Enticing the buyer with promises of undemanding syllabi, tip-offs about upcoming exam questions and blind-eye policies towards malpractice are not habits that emerged unbidden. They are direct responses to customer demand; and customer demand has been shaped by a knowing fidelity, in political circles, to league tables and targets. It’s a loyalty that seems to be as tenacious as ever. Even Katherine Birbalsingh, poster girl for Tory education policies (when she remembers to be), characterised targets and tables as obstacles to education in her rapturously-received 2010 conference speech.  Cheating may have been an unintended consequence when league tables were introduced but, two decades on, I doubt we can still be so disingenuous. What are we to make of those who still profess faith in this flawed measure?

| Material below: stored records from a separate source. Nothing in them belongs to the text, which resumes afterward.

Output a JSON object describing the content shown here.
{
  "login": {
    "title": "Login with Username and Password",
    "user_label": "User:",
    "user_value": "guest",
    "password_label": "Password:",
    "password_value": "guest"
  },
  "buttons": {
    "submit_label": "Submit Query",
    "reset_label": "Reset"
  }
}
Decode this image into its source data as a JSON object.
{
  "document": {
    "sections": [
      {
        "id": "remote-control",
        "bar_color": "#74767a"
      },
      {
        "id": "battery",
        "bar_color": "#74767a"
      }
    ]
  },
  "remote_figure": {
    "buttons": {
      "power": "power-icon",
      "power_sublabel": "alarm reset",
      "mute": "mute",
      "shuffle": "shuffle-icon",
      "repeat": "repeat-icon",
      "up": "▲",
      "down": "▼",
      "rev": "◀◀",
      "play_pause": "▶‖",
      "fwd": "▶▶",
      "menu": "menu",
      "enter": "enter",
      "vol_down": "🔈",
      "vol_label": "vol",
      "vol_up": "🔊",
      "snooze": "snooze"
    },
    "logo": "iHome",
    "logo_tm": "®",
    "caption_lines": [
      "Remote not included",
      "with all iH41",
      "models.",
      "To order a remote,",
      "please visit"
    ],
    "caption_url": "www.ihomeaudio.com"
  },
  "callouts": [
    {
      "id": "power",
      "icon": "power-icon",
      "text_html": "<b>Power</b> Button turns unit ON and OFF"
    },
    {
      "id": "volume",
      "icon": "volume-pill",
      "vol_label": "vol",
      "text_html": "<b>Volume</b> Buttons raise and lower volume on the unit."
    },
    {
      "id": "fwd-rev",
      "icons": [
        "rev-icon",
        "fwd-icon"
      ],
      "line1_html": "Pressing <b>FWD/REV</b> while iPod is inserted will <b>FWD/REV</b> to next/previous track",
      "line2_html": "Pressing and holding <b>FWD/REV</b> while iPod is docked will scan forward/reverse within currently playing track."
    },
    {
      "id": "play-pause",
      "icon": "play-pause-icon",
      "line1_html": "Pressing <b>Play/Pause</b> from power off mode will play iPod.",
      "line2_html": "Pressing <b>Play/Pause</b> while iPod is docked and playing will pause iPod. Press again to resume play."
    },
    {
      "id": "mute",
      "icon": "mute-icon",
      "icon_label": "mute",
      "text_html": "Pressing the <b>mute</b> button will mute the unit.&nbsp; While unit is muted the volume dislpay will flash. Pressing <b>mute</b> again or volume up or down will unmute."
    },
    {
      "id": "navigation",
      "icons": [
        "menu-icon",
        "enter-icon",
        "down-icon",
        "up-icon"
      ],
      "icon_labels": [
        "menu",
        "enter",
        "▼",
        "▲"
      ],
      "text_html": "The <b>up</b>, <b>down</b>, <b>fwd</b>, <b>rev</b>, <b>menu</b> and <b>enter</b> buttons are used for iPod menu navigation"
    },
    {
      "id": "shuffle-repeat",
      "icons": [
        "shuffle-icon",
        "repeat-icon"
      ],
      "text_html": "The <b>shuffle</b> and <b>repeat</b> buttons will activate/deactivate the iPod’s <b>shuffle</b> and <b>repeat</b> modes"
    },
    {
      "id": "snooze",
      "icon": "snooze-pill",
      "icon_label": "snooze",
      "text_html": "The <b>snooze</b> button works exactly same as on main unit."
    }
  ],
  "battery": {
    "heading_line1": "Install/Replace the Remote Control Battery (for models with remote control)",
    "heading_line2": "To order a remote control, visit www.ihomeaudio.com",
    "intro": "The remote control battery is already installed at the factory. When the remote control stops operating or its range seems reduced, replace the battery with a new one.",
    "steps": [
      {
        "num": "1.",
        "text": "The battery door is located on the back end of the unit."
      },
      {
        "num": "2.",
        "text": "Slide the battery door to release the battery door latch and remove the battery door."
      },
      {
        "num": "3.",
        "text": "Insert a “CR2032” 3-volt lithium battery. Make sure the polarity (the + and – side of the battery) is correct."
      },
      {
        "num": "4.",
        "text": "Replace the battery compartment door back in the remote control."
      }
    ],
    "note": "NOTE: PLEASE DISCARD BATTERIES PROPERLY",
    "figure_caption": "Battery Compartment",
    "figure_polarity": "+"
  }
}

Without tables and targets, teachers will kick off their shoes and leave the kids to watch Cbeebies or Celebrity Big Brother until the bell goes. Or so we are led to believe. I entered teaching before the introduction of league tabling, and I didn’t notice staffrooms heaving with lazy curmudgeons, concerned only with bumming fags and knitting elbow patches for each other’s jackets (and, contrary to what some would have you believe, nor was the wallpaper designed by Socialist Worker). I recall being mentored by teachers who made sure I cared that my students were intellectually stretched, that they acquired knowledge, skills, responsible attitudes and – crucially – the ability to think for themselves. Surely the sine qua non of any education system?

So, let’s be wildly fanciful for a moment and imagine a Britain in which there are no education league tables. A robust and supportive inspection system, certainly, but no league tables. How might that look? A richer curriculum? Topics included because they stimulate and challenge? No more “You don’t need to know that, it’s not tested in the exam”? Vocationally-minded students with a choice of proper vocational courses, rather than bowdlerised equivalents? Fewer teachers leaving the profession demoralised, patronised, bored out their skulls (and skills), and half-dead from a seventy-plus-hour working week? It’s a frightening prospect, I know.

League tables serve no student’s best interests. They do, however, serve Whitehall, furnishing it with the figures it needs to dupe us into believing that all is well under the watch of the (insert name) party. They also serve ambitious headteachers, for whom impressive numbers equal fat salaries, more executive power and ministerial gratitude. Our children, in short, have ceased to be people; they’re now simply pound signs and statistics waiting to happen.

“You don’t have to be morally elastic to work here, but it helps.” Has a certain ring to it, don’t you think?